Wolfgang Munchau writes that the EU should not dismiss the underlying idea in Boris Johnson’s offer: the separation of a customs border from the regulatory border. The proposal itself cannot be a final offer.
Munchau writes the EU can only politically agree withdrawal agreements that keep the UK aligned as closely as possible with the EU. France fears that the UK might seek a competitive advantage after Brexit. The conclusion is that the EU will always extend the Brexit deadline but, as Munchau says, that strategy is short-sighted and ultimately self-defeating.
In particular, it critically misjudges UK politics. Opinion polls continue to show a widening lead of the Tories over the opposition parties. An Opinium poll in the Observer also showed that Labour has regained its lead over the LibDems. What we think is widely underestimated in Brussels is that the current alignment in UK politics strongly favours a no-deal Brexit. The chaos in British politics is benefiting Johnson more than it benefits opposition leaders. With every court battle, we expect Johnson to consolidate his political position.
Consolidating Political Opinion
Something happened today in the UK parliament that show the extent of political power consolidation. A Tweet chain has the results.

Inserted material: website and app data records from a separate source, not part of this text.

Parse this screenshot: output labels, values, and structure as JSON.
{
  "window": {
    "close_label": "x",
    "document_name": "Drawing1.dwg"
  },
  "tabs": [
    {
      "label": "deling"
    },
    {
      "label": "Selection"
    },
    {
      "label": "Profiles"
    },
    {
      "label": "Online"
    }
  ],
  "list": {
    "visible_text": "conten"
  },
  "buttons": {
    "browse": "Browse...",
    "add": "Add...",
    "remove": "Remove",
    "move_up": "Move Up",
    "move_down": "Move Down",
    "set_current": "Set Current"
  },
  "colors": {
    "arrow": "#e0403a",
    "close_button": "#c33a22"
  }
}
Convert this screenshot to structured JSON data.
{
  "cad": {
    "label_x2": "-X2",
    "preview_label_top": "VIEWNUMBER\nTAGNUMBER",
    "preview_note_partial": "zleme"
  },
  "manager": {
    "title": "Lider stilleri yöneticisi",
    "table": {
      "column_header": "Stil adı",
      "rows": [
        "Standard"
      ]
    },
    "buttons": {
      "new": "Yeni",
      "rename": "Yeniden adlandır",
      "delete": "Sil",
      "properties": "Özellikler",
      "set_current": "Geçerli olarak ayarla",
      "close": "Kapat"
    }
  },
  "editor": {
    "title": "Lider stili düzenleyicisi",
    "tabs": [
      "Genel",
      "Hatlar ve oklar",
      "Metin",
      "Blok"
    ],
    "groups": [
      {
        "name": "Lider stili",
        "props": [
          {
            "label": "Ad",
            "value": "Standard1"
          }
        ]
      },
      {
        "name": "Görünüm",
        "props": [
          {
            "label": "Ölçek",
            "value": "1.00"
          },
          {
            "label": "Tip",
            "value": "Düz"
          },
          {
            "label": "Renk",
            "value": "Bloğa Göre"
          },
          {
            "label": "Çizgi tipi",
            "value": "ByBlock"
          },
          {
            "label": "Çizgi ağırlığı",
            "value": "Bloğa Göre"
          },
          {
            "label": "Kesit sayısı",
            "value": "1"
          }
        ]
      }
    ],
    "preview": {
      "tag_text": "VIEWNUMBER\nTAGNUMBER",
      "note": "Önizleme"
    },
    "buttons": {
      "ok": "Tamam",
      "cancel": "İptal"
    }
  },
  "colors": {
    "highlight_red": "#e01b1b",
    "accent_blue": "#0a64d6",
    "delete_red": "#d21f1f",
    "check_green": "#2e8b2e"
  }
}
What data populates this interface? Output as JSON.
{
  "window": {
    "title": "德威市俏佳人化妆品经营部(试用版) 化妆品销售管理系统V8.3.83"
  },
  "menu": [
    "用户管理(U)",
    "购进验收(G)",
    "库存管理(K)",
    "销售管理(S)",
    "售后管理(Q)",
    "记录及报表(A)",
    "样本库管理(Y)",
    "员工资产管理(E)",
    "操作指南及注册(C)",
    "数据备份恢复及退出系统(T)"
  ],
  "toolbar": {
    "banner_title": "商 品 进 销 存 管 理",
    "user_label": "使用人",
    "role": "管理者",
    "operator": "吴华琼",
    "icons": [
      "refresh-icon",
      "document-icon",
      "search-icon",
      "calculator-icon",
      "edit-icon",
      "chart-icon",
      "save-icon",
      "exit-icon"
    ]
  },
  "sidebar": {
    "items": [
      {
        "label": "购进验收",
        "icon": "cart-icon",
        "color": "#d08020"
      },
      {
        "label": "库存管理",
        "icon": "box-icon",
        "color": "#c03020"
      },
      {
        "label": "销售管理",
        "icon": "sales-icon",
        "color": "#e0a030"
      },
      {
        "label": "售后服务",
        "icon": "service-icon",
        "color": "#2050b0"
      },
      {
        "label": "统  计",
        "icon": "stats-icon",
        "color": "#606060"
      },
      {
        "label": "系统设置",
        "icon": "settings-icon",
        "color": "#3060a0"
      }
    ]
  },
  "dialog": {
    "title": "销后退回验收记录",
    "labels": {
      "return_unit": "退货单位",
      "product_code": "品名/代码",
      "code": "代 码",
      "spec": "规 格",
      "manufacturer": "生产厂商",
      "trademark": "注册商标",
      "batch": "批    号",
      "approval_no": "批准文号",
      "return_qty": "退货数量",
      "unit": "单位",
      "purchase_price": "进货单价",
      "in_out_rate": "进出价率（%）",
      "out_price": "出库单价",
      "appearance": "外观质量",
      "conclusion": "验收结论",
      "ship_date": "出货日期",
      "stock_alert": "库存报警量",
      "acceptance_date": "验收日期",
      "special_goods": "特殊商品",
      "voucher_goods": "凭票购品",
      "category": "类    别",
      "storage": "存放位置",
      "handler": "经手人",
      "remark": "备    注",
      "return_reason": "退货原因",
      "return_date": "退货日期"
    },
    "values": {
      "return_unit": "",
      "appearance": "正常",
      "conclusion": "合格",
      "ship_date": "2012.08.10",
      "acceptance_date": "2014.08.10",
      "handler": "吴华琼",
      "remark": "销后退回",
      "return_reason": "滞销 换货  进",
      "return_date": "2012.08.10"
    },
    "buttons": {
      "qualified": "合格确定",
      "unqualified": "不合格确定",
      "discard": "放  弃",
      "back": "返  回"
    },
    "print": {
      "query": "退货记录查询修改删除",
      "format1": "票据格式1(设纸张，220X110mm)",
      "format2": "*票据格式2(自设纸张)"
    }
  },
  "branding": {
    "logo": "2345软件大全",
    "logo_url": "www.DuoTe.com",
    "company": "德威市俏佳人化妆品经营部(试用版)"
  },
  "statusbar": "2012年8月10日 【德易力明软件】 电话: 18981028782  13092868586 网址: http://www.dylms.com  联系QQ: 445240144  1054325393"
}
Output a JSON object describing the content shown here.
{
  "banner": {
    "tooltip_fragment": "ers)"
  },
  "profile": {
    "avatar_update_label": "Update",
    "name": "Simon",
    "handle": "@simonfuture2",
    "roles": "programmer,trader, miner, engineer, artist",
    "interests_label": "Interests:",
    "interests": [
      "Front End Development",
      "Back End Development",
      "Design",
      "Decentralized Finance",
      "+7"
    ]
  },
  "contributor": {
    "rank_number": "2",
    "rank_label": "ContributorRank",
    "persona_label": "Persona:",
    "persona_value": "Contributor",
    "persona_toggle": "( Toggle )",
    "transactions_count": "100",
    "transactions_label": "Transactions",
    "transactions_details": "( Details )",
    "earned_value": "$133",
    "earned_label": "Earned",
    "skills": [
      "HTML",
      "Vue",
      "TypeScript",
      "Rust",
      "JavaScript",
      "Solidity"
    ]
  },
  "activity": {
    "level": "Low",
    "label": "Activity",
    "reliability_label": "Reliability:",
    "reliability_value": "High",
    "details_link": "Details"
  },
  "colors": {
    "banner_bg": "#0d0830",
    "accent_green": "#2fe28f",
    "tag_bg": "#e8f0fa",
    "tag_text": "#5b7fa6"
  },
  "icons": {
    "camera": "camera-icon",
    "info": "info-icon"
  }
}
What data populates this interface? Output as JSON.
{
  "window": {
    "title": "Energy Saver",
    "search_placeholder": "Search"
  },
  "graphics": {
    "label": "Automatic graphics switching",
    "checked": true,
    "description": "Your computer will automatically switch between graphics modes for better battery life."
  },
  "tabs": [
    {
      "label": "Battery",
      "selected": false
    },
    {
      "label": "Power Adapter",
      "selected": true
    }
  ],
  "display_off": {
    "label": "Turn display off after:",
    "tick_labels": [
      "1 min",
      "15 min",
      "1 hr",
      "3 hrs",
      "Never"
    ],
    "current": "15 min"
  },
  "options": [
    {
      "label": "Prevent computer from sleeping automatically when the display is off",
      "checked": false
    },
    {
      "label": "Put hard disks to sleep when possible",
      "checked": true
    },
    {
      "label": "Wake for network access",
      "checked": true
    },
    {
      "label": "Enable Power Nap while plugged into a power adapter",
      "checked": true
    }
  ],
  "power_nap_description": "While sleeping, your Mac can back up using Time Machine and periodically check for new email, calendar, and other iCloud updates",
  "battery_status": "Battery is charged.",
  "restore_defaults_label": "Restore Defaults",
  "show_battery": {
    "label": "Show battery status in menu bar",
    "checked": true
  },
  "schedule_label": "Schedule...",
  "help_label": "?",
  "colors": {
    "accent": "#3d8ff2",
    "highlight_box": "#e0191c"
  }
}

21 Expelled Tories Will Not Let MPs Seize Control
The rebel ex-Tories will not go along with an Parliament takeover
Jo Swinson and the Liberal Democrats have repeatedly rule against a caretaker government led by Jeremy Corbyn
Jeremy Corbyn refuses to support any caretaker government unless led by him
There is now actually Parliament support for the deal proposed by Johnson
Note the irony of point 4.
Theresa May and the EU had a deal that Parliament would not accept. Now Johnson and Parliament has a deal that the EU will not accept.
The DUP, rebel Tories, hardline Tories, and even some Labour MPs are all willing to go along with an Irish Sea solution.
As noted in Brexit Irony: EU Rejects Its Own Proposal the EU proposed a border in the Irish Sea and Theresa May rejected that offer because DUP would not go along.
Theresa May instead accepted the worst possible deal for the UK.
Miscalculation or On Purpose?
France may very well want the UK out on a hard deal for reasons we don’t fully understand. That said, Germany does get hit harder than France in a No Deal setup.
Possibly it’s just a large last-minute bluff.
But perhaps Eurointelligence has this right. The EU has seriously misjudged UK politics.
And that’s another irony in this mess. It was the UK who for the longest time misjudged the EU.
The final irony is that by attempting to take “No Deal” off the table, Remainers just may have sealed the fate.
Even the expelled Tories have had enough.
Two Lies Exposed
It’s now clear that taking No Deal off the table was a gigantic lie from the start.
Labour, SNP, and some of the expelled Tories did not want to block “No Deal”, they want to remain.
If Ireland will not go along with Johnson’s offer, then it never would go along with anything. This exposes the Backstop for what it really is: A lie to keep the UK in perpetual limbo forever.